  17. Influence of parameters detuning on induction motor NFO shaft-sensorless scheme

    KULIC, F.

    2010-11-01

    Full Text Available In this paper, the parameter sensitivity analysis of shaft-sensorless induction motor drive with natural field orientation (NFO scheme is performed. NFO scheme calculates rotor flux position using the rotor flux vector reference only, does not require significant processor power and therefore it is suitable for low cost shaft sensorless drives. This concept also eliminates the need for sensitive stator voltage vector integration and it is usable in low rotor speed range. However, low speeds are coupled with low stator voltage amplitudes, which inflate the NFO scheme sensitivity to an error in stator resistance parameter. Similar problems can also take place if mutual inductance parameter is detuned, but this time in whole speed range. This paper investigates the influence of each parameter error on the NFO control steady state characteristics and dynamic performance.

  18. Characteristics of the excavation response zone as applied to shaft sealing

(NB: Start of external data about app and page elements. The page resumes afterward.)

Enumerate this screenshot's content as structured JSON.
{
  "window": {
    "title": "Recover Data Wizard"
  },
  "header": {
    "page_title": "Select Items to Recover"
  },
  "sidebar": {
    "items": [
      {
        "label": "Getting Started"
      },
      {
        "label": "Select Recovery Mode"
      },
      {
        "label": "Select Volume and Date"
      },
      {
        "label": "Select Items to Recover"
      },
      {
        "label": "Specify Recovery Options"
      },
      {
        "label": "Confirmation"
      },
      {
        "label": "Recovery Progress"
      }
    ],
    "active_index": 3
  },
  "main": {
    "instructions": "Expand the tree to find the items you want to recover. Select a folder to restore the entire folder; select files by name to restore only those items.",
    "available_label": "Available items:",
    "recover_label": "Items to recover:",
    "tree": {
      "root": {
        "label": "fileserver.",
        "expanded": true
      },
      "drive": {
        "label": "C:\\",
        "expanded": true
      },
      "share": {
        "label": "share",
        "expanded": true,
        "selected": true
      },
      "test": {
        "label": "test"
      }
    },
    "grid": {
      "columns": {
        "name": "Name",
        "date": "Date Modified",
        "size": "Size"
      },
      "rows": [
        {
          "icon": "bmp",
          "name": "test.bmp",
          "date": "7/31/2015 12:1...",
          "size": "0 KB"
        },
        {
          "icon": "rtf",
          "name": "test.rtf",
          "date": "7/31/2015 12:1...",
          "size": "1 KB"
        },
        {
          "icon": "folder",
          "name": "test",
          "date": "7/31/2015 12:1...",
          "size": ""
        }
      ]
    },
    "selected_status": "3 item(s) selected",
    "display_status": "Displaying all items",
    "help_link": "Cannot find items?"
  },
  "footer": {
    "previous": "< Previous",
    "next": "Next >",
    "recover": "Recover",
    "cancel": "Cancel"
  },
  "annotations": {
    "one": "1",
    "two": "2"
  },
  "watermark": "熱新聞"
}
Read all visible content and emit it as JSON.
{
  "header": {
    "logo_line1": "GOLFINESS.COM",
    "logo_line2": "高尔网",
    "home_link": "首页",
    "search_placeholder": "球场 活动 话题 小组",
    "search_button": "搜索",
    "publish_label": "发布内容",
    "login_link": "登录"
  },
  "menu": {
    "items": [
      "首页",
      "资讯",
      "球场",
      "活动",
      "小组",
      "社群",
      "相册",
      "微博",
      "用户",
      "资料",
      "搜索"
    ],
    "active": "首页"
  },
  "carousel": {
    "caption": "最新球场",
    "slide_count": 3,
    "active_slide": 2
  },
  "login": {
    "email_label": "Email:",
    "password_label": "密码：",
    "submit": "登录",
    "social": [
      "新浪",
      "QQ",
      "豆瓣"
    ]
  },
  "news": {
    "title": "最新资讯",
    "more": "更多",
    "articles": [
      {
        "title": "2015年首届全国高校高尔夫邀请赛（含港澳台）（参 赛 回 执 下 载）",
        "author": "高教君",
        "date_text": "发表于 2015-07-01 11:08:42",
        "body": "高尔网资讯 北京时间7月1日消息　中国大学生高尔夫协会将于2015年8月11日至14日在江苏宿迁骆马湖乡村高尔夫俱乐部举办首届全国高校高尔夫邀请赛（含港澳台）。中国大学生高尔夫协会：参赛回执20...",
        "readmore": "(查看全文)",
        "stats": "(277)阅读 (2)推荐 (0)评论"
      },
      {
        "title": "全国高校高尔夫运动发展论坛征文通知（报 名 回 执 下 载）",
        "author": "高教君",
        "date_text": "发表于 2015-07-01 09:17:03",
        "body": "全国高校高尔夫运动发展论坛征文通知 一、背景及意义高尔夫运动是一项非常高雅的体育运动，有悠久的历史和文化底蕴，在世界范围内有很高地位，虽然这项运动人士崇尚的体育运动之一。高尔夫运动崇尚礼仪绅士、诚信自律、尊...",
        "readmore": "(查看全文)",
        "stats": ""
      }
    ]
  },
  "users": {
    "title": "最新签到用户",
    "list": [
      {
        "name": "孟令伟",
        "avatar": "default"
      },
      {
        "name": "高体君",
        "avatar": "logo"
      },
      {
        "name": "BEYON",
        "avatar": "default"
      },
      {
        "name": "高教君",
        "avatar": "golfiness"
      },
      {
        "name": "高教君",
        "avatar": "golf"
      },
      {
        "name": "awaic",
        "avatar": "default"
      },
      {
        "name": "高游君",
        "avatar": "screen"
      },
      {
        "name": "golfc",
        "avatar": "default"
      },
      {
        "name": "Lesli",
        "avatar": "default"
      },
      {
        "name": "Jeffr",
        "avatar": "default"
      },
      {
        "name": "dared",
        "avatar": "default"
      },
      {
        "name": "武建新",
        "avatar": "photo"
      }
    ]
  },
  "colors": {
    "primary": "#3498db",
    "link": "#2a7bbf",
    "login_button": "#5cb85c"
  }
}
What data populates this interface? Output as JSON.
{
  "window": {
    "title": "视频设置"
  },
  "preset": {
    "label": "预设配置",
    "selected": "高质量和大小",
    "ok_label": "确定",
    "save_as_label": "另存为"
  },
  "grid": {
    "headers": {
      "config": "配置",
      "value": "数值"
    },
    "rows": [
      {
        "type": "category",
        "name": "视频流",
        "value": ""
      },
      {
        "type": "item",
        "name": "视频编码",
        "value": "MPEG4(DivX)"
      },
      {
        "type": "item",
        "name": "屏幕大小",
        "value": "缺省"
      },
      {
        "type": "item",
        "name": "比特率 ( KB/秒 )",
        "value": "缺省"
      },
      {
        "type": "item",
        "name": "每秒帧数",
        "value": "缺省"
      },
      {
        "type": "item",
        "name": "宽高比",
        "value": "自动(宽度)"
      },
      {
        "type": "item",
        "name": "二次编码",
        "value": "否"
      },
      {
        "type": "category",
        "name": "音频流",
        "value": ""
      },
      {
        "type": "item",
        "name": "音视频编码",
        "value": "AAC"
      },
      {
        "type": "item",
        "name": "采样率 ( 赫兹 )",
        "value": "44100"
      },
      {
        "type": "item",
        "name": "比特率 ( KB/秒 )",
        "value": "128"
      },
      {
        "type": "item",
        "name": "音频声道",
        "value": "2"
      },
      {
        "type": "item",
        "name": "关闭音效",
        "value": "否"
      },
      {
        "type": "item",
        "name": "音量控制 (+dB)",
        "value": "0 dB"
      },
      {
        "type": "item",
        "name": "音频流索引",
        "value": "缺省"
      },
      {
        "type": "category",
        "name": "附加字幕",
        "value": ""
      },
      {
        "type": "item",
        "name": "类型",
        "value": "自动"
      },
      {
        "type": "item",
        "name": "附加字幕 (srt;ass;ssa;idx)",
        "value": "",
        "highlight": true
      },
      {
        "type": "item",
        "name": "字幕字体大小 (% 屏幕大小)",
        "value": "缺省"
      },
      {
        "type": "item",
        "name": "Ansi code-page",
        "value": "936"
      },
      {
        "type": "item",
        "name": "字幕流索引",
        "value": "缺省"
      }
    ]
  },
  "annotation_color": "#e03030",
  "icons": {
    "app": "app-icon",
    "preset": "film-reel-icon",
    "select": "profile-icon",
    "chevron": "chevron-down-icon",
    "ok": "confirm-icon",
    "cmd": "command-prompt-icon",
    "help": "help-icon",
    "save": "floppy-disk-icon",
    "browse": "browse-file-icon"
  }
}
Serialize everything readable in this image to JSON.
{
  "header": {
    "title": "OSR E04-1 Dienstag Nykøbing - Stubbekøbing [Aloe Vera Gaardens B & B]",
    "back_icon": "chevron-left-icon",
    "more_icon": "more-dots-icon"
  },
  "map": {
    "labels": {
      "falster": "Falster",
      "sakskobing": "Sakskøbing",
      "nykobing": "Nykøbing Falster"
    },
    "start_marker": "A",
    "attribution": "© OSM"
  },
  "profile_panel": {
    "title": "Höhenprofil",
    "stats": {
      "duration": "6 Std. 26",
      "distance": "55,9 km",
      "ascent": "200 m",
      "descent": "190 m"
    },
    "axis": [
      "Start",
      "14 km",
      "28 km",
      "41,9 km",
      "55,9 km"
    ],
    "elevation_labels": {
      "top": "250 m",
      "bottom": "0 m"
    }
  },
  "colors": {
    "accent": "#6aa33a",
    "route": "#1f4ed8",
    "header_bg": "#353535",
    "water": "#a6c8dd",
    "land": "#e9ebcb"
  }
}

    Jakubick, A.T.; Klein, R.; Gray, M.N.; Keil, L.D.

    1989-01-01

    Effective sealing of an underground repository requires high quality seals. Clay-based backfills in combination with cement plugs are the possible candidates. An important component of the shaft sealing program is the development of techniques to predict and monitor the flow in the excavation response zone (ERZ) and at the seal-rock interface. The mechanical and hydraulic performance of the seal and backfill and the flow characteristics of the ERZ under in situ conditions will be tested in three experimental shafts to be excavated in the URL. The use of the vacuum permeability technique for characterization of the hydraulic properties and of the permeability distribution in the ERZ under various geomechanical conditions is discussed

  19. Final report of the borehole, shaft, and tunnel sealing test. Vol.2

    Pusch, R.; Boergesson, L.; Ramqvist, G.

    1987-01-01

    Shaft sealing by use of highly compacted bentonite was investigated in a 14 m long shaft in which two plugs were constructed with a central sand-filled central space for injecting water. A first reference test with concrete plugs was followed by a main test in which the plug material consisted of blocks of highly compacted sodium bentonite powder. In the latter test, the outflow from the injection chamber was only a few percent of that with the concrete plugs, which demonstrates the excellent sealing properties of the clay. The main effect was that practically no water flow took place along the rock/clay interface. The longevity of smectite clay in crystalline rock is sufficient to make bentonite plugs operative for several thousand years. (authors)

  20. High speed, self-acting shaft seal. [for use in turbine engines

    Ludwig, L. P.; Hady, W. F. (Inventor)

    1975-01-01

    A high-speed, self-acting circumferential type shaft seal for use in turbine engines is disclosed. One or more conventional circumferential ring seals having a central aperture are mounted in a housing. In three of the four embodiments of the invention, a helical groove and one or more dam seals are cut in the inner cylindrical surface of the one or more ring seals. In a fourth embodiment, two or more lift pads are disposed in surface contact with the inner cylindrical surface of the seal rings. To the outside of the lift pads, two dam seals are cut in the inner cylindrical surface of two of the ring seals. In each of the embodiments, a net outward radial force was produced during rotation of the turbine causing the ring seals to lift out of contact with the turbine shaft to minimize wear of the ring seals.